We chat to founder and head hairdresser, Toni Sutton-Marcus about chemicals, hair and sustainability.
1. Can you tell us a bit about yourself and what inspired you to start Love Hair?
As a young hairdresser in London I was surrounded by so much creativity and innovation in my industry, I was always inspired by the latest hair trends and of course London is a great place to experiment.
I've always been an adventurer and have wanted to travel and experience other cultures. Hong Kong was the perfect destination for me because of its cosmopolitan appeal where East meets West. I love the international buzz of this place, which I now call home.
When I became sick due to various chemicals in products I made a decision that I would need to do something to cut out these harmful chemicals so I could continue in the profession I love and that's when I created Love Hair.
I took control of my future so I wouldn't have to give up hairdressing and could continue my career and also benefit the health of my clients.
I strongly believe that as an individual and as a business we need to do everything possible to be environmentally conscious and to reduce our carbon footprint. This has become our brand ethos. We strive to create awareness of this for Love Hair clients and also the hair industry in Hong Kong.
2. What are some of the environmental problems caused in regular hair salons?
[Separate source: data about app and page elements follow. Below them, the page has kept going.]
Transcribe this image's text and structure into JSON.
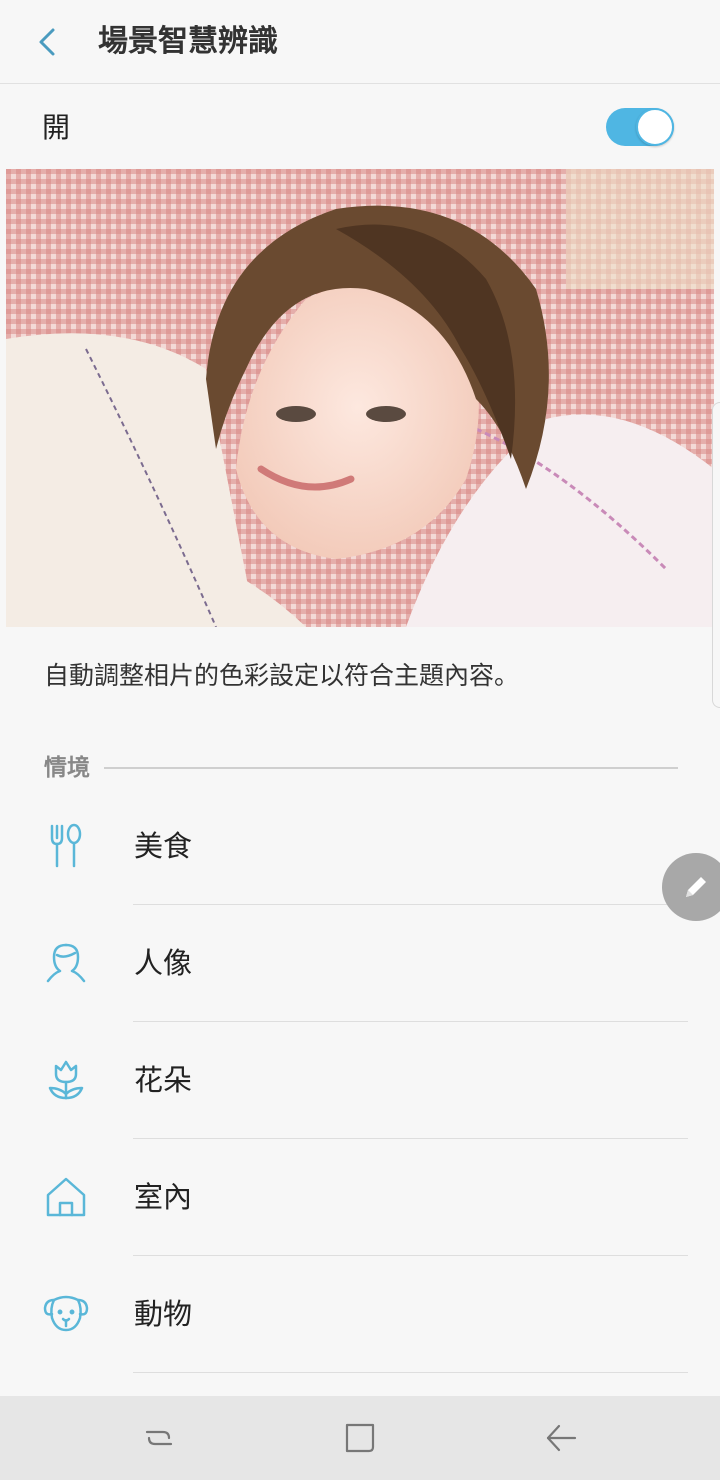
{
  "header": {
    "title": "場景智慧辨識",
    "back_icon": "chevron-left-icon"
  },
  "switch": {
    "label": "開",
    "on": true,
    "color": "#4fb6e3"
  },
  "description": "自動調整相片的色彩設定以符合主題內容。",
  "section": {
    "label": "情境"
  },
  "scenes": [
    {
      "label": "美食",
      "icon": "fork-knife-icon"
    },
    {
      "label": "人像",
      "icon": "portrait-icon"
    },
    {
      "label": "花朵",
      "icon": "flower-icon"
    },
    {
      "label": "室內",
      "icon": "house-icon"
    },
    {
      "label": "動物",
      "icon": "dog-icon"
    }
  ],
  "fab": {
    "icon": "pencil-icon"
  },
  "navbar": {
    "recent": "recent-apps-icon",
    "home": "home-icon",
    "back": "back-icon"
  },
  "colors": {
    "accent": "#4fb6e3",
    "icon": "#5ab7d8"
  }
}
Hair salons can create quite a few environmental issues including waste, which is why we recycle. We conserve energy by using energy efficient light bulbs. We use eco taps to make sure there is no water wastage.
We want to create awareness in sustainability not only at Love Hair, but throughout all other salons in Hong Kong.
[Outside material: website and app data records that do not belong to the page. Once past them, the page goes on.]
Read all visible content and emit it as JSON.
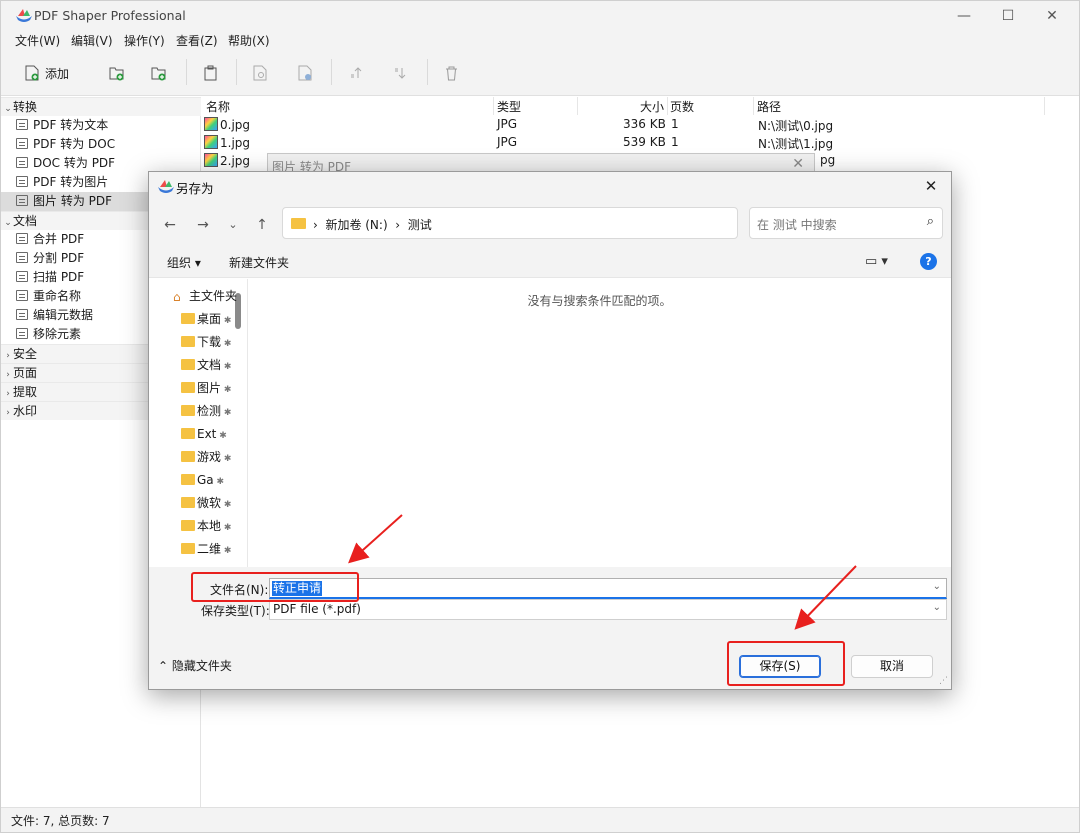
{
  "app": {
    "title": "PDF Shaper Professional"
  },
  "menu": [
    "文件(W)",
    "编辑(V)",
    "操作(Y)",
    "查看(Z)",
    "帮助(X)"
  ],
  "toolbar": {
    "add_label": "添加"
  },
  "tree": [
    {
      "label": "转换",
      "type": "cat",
      "chev": "⌄"
    },
    {
      "label": "PDF 转为文本",
      "type": "item"
    },
    {
      "label": "PDF 转为 DOC",
      "type": "item"
    },
    {
      "label": "DOC 转为 PDF",
      "type": "item"
    },
    {
      "label": "PDF 转为图片",
      "type": "item"
    },
    {
      "label": "图片 转为 PDF",
      "type": "item",
      "selected": true
    },
    {
      "label": "文档",
      "type": "cat",
      "chev": "⌄"
    },
    {
      "label": "合并 PDF",
      "type": "item"
    },
    {
      "label": "分割 PDF",
      "type": "item"
    },
    {
      "label": "扫描 PDF",
      "type": "item"
    },
    {
      "label": "重命名称",
      "type": "item"
    },
    {
      "label": "编辑元数据",
      "type": "item"
    },
    {
      "label": "移除元素",
      "type": "item"
    },
    {
      "label": "安全",
      "type": "cat",
      "chev": "›"
    },
    {
      "label": "页面",
      "type": "cat",
      "chev": "›"
    },
    {
      "label": "提取",
      "type": "cat",
      "chev": "›"
    },
    {
      "label": "水印",
      "type": "cat",
      "chev": "›"
    }
  ],
  "filelist": {
    "headers": {
      "name": "名称",
      "type": "类型",
      "size": "大小",
      "pages": "页数",
      "path": "路径"
    },
    "rows": [
      {
        "name": "0.jpg",
        "type": "JPG",
        "size": "336 KB",
        "pages": "1",
        "path": "N:\\测试\\0.jpg"
      },
      {
        "name": "1.jpg",
        "type": "JPG",
        "size": "539 KB",
        "pages": "1",
        "path": "N:\\测试\\1.jpg"
      },
      {
        "name": "2.jpg",
        "type": "",
        "size": "",
        "pages": "",
        "path": "pg"
      }
    ]
  },
  "bg_dialog": {
    "title": "图片 转为 PDF"
  },
  "status": {
    "text": "文件: 7, 总页数: 7"
  },
  "save_dialog": {
    "title": "另存为",
    "address": [
      "新加卷 (N:)",
      "测试"
    ],
    "search_placeholder": "在 测试 中搜索",
    "organize": "组织 ▾",
    "new_folder": "新建文件夹",
    "nav_items": [
      "主文件夹",
      "桌面",
      "下载",
      "文档",
      "图片",
      "检测",
      "Ext",
      "游戏",
      "Ga",
      "微软",
      "本地",
      "二维"
    ],
    "empty_message": "没有与搜索条件匹配的项。",
    "filename_label": "文件名(N):",
    "filename_value": "转正申请",
    "filetype_label": "保存类型(T):",
    "filetype_value": "PDF file (*.pdf)",
    "hide_folders": "隐藏文件夹",
    "save_button": "保存(S)",
    "cancel_button": "取消"
  },
  "colors": {
    "accent": "#1b73e8",
    "annotation": "#e8201e"
  }
}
3. Can you tell us about the hair products used at the salon?
In line with our brand ethos, we wanted to use hair products that do not contain any harmful chemicals but at the same time be effective in giving great results, which is key to customer satisfaction and running a successful business.
Original Mineral doesn't contain any known carcinogens and the heavy chemicals like sulphates, parabens, sodium chloride. Their colour range is ammonia, ppd and resorcinol free. They also use recyclable packaging. We also use Bhave smoothing treatment, which is made from all certified organic ingredients and not tested on animals.
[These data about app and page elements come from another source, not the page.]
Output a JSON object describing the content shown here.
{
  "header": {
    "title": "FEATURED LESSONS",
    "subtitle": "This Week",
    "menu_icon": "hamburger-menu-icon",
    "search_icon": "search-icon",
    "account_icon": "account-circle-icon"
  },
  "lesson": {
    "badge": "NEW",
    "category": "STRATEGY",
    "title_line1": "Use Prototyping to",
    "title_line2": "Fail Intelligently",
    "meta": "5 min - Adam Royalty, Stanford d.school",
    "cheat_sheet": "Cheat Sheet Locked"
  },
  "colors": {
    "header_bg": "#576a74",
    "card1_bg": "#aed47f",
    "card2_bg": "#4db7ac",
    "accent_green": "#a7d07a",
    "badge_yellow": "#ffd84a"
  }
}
4. We've heard that your eco-concept extends to more than just your hair products, can you tell us what other eco-initiatives you have developed?
We save our waste by recycling everything (foil, packaging, colour tubes, glass, plastic, paper) We use reusable and biodegradable gloves for colouring, environmentally friendly eco cleaning products and detergents, fair trade coffee, wine from sustainable farms, eco shower heads at the basins (which save 25% more water), filtered water instead of bottled, and washable hand towels in the toilet.
We also tried to incorporate anything we could into the design of the salon: eco wood flooring, shelves magazine rack and room dividers all made from reclaimed wood, more raw natural materials like rope, and energy efficient lightbulbs. We continue to constantly research and source anything else we can add or replace to be more sustainable and efficient.
5. Why do you think that it's important for businesses to advocate sustainability, and how do you think Hong Kong is adapting to this change in mindset?
We need to engage hairdressers, both in developing their own sustainability practices, and as ‘catalytic individuals’ to diffuse practices and ideas relating to responsible chemical, energy and water use across their social networks. If we could educate participating hairdressers the benefit is not just through cost savings, but through reputation enhancement, increased attractiveness to customers who value sustainable companies, positive employee response and staying ahead of the increasing body of environmental regulation.
The local community will benefit from reduced pollution and waste, which is achieved as a result of businesses changing their mindset and realising how important this is.
I do think Hong Kong is changing and awareness is spreading creating a hub of information and sources. We are hopeful that this knowledge will filter into the greater business community.